* Description of the task: In the data below, find every line with the string "Сбросить" and pull it out.

++++ Supplied records ++++

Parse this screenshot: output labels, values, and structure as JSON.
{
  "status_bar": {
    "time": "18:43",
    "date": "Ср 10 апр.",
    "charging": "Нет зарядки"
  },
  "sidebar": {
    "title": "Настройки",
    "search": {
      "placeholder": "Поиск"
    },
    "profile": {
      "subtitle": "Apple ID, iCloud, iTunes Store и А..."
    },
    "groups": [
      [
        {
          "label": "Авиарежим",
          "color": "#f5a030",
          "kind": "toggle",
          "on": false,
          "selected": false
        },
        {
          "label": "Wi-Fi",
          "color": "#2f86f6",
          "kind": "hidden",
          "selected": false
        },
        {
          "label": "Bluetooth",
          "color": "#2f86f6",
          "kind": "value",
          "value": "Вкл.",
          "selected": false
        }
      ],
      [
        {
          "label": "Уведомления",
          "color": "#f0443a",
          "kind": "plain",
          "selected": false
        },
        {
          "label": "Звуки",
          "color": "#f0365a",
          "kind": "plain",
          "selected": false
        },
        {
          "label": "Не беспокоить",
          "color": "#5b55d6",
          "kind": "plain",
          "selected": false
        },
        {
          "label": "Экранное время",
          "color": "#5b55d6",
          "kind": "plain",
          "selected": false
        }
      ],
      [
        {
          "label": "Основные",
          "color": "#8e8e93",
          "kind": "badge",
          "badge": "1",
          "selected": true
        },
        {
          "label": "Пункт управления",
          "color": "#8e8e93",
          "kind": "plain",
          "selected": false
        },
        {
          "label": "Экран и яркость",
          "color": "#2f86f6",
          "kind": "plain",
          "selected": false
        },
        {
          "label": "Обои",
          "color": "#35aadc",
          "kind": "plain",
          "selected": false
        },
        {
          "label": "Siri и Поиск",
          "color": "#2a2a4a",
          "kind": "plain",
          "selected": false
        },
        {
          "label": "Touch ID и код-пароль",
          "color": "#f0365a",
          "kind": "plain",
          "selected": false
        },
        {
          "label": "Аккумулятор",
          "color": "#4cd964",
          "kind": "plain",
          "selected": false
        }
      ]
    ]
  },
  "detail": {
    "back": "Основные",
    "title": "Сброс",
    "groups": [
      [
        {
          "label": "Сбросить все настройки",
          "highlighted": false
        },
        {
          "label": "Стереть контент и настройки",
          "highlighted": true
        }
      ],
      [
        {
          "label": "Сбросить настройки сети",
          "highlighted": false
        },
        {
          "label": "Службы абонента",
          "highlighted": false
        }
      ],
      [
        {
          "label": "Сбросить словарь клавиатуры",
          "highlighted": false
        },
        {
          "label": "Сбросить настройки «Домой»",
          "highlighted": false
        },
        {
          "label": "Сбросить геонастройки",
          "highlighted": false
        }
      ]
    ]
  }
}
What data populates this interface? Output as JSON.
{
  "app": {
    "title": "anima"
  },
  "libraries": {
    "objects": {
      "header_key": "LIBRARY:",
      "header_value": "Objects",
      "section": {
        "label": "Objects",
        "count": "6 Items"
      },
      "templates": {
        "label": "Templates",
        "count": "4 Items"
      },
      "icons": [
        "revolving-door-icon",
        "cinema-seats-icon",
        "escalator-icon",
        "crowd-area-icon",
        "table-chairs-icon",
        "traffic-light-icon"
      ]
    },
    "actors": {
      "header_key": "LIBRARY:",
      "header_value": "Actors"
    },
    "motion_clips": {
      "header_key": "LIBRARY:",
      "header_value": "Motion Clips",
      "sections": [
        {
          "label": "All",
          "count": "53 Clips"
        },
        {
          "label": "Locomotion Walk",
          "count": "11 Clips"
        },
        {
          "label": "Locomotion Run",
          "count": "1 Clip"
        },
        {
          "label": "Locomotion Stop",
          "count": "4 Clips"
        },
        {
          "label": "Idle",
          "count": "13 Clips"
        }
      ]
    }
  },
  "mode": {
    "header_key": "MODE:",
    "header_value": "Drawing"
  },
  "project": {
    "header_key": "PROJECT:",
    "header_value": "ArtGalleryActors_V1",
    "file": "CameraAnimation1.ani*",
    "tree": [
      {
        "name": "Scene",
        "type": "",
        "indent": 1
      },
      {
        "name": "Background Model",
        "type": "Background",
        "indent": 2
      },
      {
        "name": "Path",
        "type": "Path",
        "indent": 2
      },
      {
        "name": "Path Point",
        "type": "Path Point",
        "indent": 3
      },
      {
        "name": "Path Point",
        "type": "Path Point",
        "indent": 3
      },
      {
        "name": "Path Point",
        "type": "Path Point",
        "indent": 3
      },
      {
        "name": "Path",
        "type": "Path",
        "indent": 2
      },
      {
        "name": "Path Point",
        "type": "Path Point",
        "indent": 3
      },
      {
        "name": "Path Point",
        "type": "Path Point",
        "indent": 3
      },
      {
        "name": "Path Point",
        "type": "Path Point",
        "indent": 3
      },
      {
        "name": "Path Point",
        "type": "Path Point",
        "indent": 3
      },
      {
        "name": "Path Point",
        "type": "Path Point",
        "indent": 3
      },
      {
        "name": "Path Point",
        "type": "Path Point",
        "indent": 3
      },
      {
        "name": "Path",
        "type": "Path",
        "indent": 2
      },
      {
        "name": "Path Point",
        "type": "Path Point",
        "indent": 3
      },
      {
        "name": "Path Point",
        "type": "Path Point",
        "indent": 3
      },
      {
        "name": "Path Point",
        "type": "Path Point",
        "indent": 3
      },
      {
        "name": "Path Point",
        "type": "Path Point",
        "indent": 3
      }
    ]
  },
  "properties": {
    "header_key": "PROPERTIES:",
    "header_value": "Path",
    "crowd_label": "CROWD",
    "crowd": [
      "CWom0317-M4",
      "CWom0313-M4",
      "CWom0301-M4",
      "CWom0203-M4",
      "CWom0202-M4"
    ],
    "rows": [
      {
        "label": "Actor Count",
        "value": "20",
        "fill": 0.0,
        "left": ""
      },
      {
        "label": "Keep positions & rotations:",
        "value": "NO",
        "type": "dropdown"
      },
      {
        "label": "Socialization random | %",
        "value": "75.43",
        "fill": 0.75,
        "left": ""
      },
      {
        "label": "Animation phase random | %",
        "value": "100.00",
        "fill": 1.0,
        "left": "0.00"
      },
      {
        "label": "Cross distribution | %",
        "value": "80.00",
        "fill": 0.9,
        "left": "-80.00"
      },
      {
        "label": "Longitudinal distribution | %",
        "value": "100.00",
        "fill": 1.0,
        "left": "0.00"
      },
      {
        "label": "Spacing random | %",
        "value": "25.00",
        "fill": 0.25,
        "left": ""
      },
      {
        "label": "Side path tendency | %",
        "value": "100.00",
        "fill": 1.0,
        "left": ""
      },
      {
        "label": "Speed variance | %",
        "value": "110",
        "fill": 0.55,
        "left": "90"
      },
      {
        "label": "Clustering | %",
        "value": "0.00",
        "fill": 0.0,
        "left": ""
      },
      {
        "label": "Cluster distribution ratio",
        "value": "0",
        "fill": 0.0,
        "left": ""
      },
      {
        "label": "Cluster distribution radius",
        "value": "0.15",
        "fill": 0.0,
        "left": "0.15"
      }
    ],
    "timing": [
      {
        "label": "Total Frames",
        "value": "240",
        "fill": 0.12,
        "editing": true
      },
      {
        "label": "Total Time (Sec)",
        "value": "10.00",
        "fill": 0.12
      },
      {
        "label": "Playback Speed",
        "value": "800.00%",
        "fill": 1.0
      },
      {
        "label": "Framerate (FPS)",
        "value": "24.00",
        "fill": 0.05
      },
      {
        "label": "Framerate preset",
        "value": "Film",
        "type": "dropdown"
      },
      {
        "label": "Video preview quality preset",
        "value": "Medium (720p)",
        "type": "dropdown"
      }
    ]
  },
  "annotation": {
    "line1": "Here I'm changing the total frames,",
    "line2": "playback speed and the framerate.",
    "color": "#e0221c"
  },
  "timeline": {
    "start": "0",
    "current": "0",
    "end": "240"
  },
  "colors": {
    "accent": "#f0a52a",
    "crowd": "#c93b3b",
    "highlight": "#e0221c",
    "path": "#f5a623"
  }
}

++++

* Response to the task:
          "label": "Сбросить все настройки",
          "label": "Сбросить настройки сети",
          "label": "Сбросить словарь клавиатуры",
          "label": "Сбросить настройки «Домой»",
          "label": "Сбросить геонастройки",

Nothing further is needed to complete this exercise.